Michael Hanby has a long piece that is well worth reading on the future of American Christendom over at First Things. I am mostly in agreement with what Hanby writes here — I am one of the radicals he describes, as I think the problem resides less in the sexual revolution itself than in the entire intellectual and confessional nature of modernity, and it’s inability to deal with pluralism.
And Rod Dreher deals with this piece in greater detail. I have things to say about marriage, which I swear I will get to on Monday.
However, I have a concern with something Hanby writes early on in the piece:
All notions of justice presuppose ontology and anthropology, and so a revolution in fundamental anthropology will invariably transform the meaning and content of justice and bring about its own morality. We are beginning to feel the force of this transformation in civil society and the political order. Court decisions invalidating traditional marriage law fall from the sky like rain. The regulatory state and ubiquitous new global media throw their ever increasing weight behind the new understanding of marriage and its implicit anthropology, which treats our bodies as raw material to be used as we see fit. [Emphasis mine – CHF] Today a rigorous new public morality inverts and supplants the residuum of our Christian moral inheritance.
I agree with the notion he puts forth that late modernity puts forth a vision of human beings “as raw material to be used as we see fit.” But this isn’t just a problem with the sexual revolution — it is a problem with all of industrial mass modernity, and it was inherent in the entire scientific endeavor in the first place (as Hanby notes). Conservatives can see this when it comes to sex, but are utterly oblivious to people as “raw material” when it comes to economics. Or anything else.

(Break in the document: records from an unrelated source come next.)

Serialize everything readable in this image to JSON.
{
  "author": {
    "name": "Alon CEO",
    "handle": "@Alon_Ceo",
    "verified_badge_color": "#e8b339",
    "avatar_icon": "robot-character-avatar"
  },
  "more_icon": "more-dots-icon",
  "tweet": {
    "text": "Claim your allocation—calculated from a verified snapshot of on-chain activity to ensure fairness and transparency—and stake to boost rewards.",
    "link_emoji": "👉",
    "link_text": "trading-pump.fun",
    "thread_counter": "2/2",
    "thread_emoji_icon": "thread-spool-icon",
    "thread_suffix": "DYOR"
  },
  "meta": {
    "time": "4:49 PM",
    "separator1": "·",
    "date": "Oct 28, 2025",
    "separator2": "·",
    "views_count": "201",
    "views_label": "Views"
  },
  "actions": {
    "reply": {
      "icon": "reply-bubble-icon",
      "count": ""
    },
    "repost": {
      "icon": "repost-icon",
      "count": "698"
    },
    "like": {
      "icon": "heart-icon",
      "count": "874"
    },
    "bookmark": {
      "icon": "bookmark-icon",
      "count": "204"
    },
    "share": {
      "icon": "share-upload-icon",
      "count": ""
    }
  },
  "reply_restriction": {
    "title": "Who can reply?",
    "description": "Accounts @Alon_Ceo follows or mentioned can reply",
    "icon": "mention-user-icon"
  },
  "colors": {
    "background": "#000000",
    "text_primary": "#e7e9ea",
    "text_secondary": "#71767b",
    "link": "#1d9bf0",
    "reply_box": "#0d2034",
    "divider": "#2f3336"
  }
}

Because this is how mass modernity — the modernity of the industrial revolution, of imperial Europe, of mass society and democracy, of science and progress — views human beings. We are widgets made of meat to be used and discarded. We are economic or social inputs, and the only value we have is what comes out in the end. What someone can buy.

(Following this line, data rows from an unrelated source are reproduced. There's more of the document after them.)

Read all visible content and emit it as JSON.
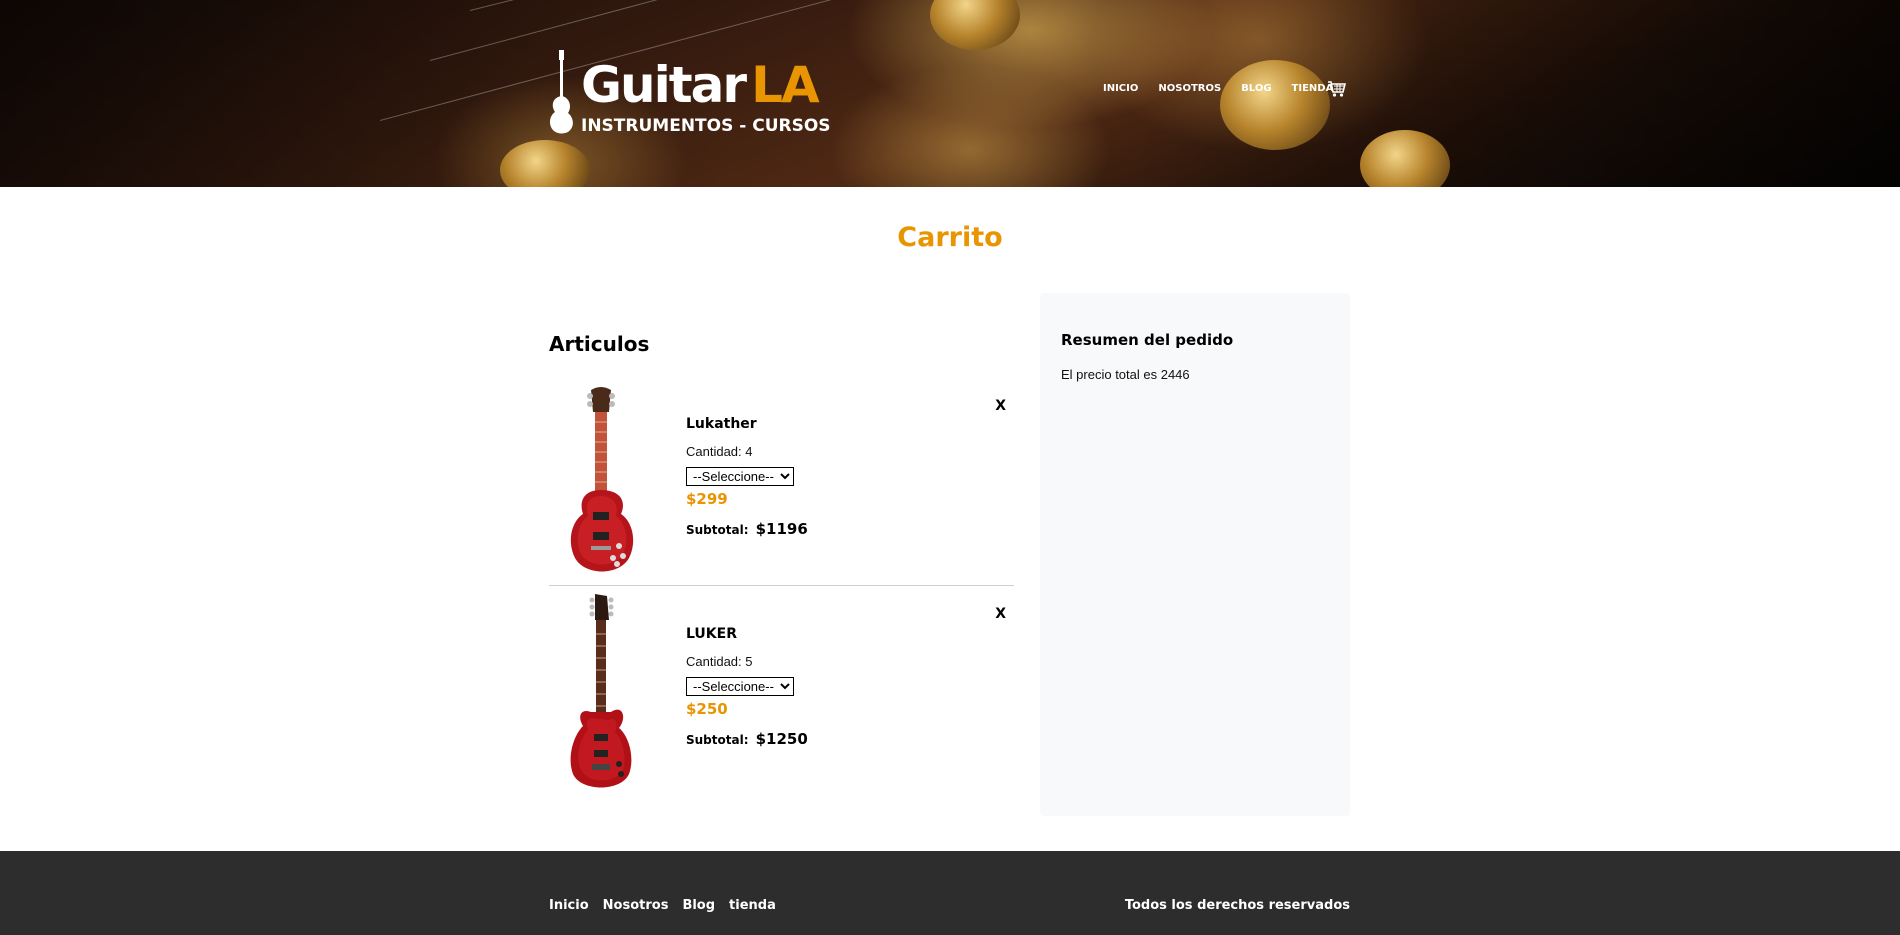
{
  "header": {
    "logo_word_1": "Guitar",
    "logo_word_2": "LA",
    "logo_subtitle": "INSTRUMENTOS - CURSOS",
    "nav": [
      "INICIO",
      "NOSOTROS",
      "BLOG",
      "TIENDA"
    ],
    "cart_icon": "shopping-cart-icon"
  },
  "main": {
    "page_title": "Carrito",
    "articles_title": "Articulos",
    "items": [
      {
        "name": "Lukather",
        "quantity_label": "Cantidad: 4",
        "select_value": "--Seleccione--",
        "price": "$299",
        "subtotal_label": "Subtotal:",
        "subtotal_value": "$1196",
        "remove_label": "X",
        "image_icon": "guitar-lespaul-image"
      },
      {
        "name": "LUKER",
        "quantity_label": "Cantidad: 5",
        "select_value": "--Seleccione--",
        "price": "$250",
        "subtotal_label": "Subtotal:",
        "subtotal_value": "$1250",
        "remove_label": "X",
        "image_icon": "guitar-superstrat-image"
      }
    ],
    "summary": {
      "title": "Resumen del pedido",
      "total_text": "El precio total es 2446"
    }
  },
  "footer": {
    "nav": [
      "Inicio",
      "Nosotros",
      "Blog",
      "tienda"
    ],
    "copyright": "Todos los derechos reservados"
  },
  "colors": {
    "accent": "#e99401",
    "footer_bg": "#2d2d2d",
    "summary_bg": "#f8f9fb"
  }
}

Hanby, and some other conservatives I think, are belatedly beginning to discover that you cannot have a genteel and morally restrained modernity. If people are “raw material” in one way — free to be exploited and used and consumed and discarded by capitalists and industrialists and governments who view them solely (or largely) as costs or inputs into an industrial production process — then why are those same people completely unfree to view themselves as commodities? If I am a mere thing that produces and consumes — and our entire civilization has been structured this way — then why should I be expected to be anything more than a mere thing to myself?
If I can be exploited — to the point of death — by my employer, by my government, by any myriad of commercial relationships, then why am I completely unfree to exploit myself?

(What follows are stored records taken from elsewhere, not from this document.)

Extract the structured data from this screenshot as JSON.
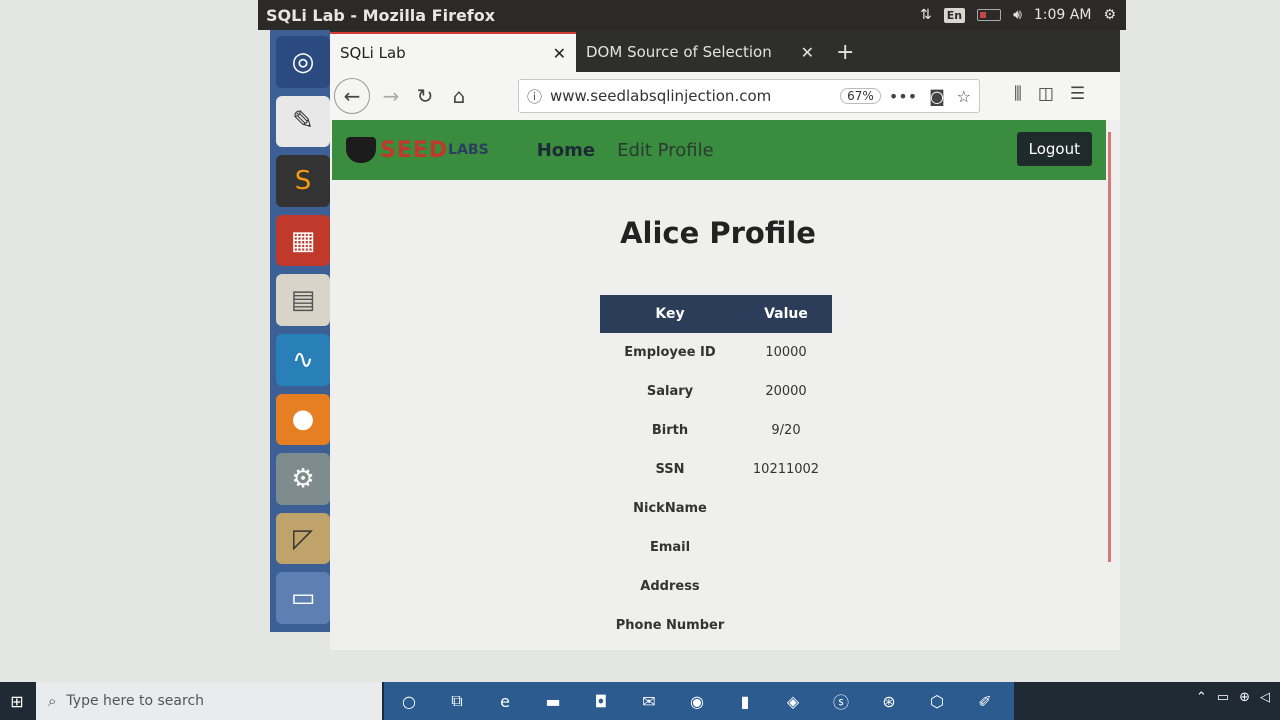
{
  "window": {
    "title": "SQLi Lab - Mozilla Firefox"
  },
  "topbar": {
    "lang": "En",
    "clock": "1:09 AM"
  },
  "tabs": [
    {
      "label": "SQLi Lab",
      "close": "✕"
    },
    {
      "label": "DOM Source of Selection",
      "close": "✕"
    }
  ],
  "newtab_label": "+",
  "urlbar": {
    "url": "www.seedlabsqlinjection.com",
    "zoom": "67%"
  },
  "site": {
    "logo_seed": "SEED",
    "logo_labs": "LABS",
    "nav": [
      "Home",
      "Edit Profile"
    ],
    "logout": "Logout"
  },
  "page": {
    "title": "Alice Profile",
    "headers": {
      "key": "Key",
      "value": "Value"
    },
    "rows": [
      {
        "key": "Employee ID",
        "value": "10000"
      },
      {
        "key": "Salary",
        "value": "20000"
      },
      {
        "key": "Birth",
        "value": "9/20"
      },
      {
        "key": "SSN",
        "value": "10211002"
      },
      {
        "key": "NickName",
        "value": ""
      },
      {
        "key": "Email",
        "value": ""
      },
      {
        "key": "Address",
        "value": ""
      },
      {
        "key": "Phone Number",
        "value": ""
      }
    ]
  },
  "taskbar": {
    "search_placeholder": "Type here to search"
  }
}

One of the reasons I have long supported some version of The Benedict Option is simply because the truth claims the church makes about who human beings are — and these stem from our primary claims of “Jesus Christ is Lord” and “He rose from the dead” — are irreconcilable with the truth claims modernity makes. We need to live like people for whom this confession is true, is real, and matters more than anything a human being could confess. Handy gets this, I think. I fear too many other conservatives will not (and do not), and seek not a resurrected church preaching and confessing true faith, but merely a restored social order in which the church is still subsidiary to a state and a society where people are still looked upon as consumable and disposable “raw material” for everything other than family making.